So in changing this setting, you are reintroducing the risk of privilege escalation. Anytime impersonation is required, the app pool account will be used which has the potential to make requests and execute code with greater privilege than the currently logged in user. So another alternative is to add credentials to the secure store for the data source and use them in the login tab. That way when requests are made to access the webservice, these credentials will be used. If you already are using an unattended data access account for say, PerformancePoint or Excel Services, you might consider that account here as well. Below is an example of what configuring the data connection using a secure store entry would look like.
By the way… whatever you do, do not choose to hard-code a user account and password because data connection details are stored in clear text XML in each site collection.
A couple final things…
When I was playing around with this, I wondered how classic mode authentication behaved. Below are the logs…
POST /_vti_bin/lists.asmx - 81 - fe80::416a:c7c4:4b41:d558%10 - 401 2 5 0 POST /_vti_bin/lists.asmx - 81 - fe80::416a:c7c4:4b41:d558%10 - 401 1 2148074254 0 POST /_vti_bin/lists.asmx - 81 ad\paul fe80::416a:c7c4:4b41:d558%10 - 200 0 0 406 POST /_vti_bin/webpartpages.asmx - 81 ad\paul fe80::416a:c7c4:4b41:d558%10 Mozilla/4.0+(compatible;+MS+FrontPage+14.0) 200 0 0 1249
Note how this time there was no need for impersonation because SharePoint was using my windows credentials and the SharePoint and Windows identifies are the same thing. In claims mode they are not – and in fact in claims mode you might have users who do not use Windows authentication at all (such a forms auth user who has authenticated via SQL membership provider). In that case they will have no windows identity and impersonation will need to be used as described above.

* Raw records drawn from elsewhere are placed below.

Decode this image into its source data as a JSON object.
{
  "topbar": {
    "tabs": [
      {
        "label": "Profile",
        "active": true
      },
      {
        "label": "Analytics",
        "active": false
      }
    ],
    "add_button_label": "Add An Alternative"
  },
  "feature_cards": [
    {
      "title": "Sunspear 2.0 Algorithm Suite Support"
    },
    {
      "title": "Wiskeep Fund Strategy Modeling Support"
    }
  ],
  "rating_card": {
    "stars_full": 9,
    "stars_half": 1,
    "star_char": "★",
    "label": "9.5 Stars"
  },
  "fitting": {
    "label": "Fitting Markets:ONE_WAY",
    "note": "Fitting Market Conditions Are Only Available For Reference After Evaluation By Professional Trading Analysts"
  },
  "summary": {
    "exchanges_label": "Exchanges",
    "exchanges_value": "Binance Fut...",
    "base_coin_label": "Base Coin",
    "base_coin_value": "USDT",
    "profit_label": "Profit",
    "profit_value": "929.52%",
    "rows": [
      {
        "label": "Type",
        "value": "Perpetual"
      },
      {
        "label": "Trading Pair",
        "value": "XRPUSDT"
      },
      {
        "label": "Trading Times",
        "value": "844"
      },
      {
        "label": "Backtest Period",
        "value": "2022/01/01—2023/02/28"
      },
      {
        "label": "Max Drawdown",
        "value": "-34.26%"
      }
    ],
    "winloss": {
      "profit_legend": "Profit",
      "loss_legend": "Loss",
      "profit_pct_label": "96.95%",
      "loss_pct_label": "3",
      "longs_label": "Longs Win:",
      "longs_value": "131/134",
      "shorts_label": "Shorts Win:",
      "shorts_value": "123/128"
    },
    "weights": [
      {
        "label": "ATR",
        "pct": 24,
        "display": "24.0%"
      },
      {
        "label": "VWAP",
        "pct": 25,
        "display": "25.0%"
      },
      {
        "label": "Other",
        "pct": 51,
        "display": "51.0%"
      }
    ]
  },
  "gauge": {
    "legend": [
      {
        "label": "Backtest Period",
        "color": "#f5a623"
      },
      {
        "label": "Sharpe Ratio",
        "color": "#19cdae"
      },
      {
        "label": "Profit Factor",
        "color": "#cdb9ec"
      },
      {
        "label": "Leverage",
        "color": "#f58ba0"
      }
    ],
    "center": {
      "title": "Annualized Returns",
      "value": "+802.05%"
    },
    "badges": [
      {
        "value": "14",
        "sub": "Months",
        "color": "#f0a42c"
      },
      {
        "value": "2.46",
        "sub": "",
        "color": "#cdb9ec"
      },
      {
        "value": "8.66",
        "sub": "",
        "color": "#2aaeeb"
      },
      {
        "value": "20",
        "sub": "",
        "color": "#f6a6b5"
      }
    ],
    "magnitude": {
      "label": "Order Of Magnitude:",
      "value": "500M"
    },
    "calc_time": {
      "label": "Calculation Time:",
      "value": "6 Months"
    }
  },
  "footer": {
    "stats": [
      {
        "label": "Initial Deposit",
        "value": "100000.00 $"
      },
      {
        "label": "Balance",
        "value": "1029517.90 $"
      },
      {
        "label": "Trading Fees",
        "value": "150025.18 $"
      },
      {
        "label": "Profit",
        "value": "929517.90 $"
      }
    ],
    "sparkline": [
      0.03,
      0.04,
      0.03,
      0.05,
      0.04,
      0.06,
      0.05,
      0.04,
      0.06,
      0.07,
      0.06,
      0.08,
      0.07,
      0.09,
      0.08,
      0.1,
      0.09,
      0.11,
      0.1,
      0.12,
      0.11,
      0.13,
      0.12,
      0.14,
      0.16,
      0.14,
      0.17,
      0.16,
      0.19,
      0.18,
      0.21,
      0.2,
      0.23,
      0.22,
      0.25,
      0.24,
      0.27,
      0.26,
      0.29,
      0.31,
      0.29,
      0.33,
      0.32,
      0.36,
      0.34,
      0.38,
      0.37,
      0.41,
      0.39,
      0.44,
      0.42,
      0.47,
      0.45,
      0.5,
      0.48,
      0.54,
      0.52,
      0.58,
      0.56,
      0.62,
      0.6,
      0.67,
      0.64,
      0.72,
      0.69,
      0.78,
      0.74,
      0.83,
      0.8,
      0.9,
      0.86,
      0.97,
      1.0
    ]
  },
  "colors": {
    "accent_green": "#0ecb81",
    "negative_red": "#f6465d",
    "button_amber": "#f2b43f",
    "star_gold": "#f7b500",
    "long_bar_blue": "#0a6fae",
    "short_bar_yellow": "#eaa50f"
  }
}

Another thing that bugged me was the error code of 401.0.0 from the IIS logs. If you have ever attempted to use IIS request tracing, to track 401 errors, it will not let you trace 401.0 errors because a substatus code of 401.0 actually doesn’t exist officially. So I decided to enable IIS request tracing for all 400 errors to see what was causing that 401.0 error. Fairly quickly I found that the culprit was the SPRequestModule which “provides most of the additional configuration and processing needed for SharePoint pages” (thanks Josh). Whoever wrote that module decided that it was okay to issue the mythical 401.0 errors.
- 10/20/2013 06:46:33.85 w3wp.exe (0x14AC) 0x1534 SharePoint Foundation Claims Authentication ftc8 Verbose Access Denied: Authentication is required.
- ModuleName: SPRequestModule
- Notification: 2
- HttpStatus: 401
- HttpReason: Unauthorized
- HttpSubStatus: 0
- ErrorCode: 0
- ConfigExceptionInfo: Notification AUTHENTICATE_REQUEST
- ErrorCode: The operation completed successfully. (0x0)
Thanks for reading…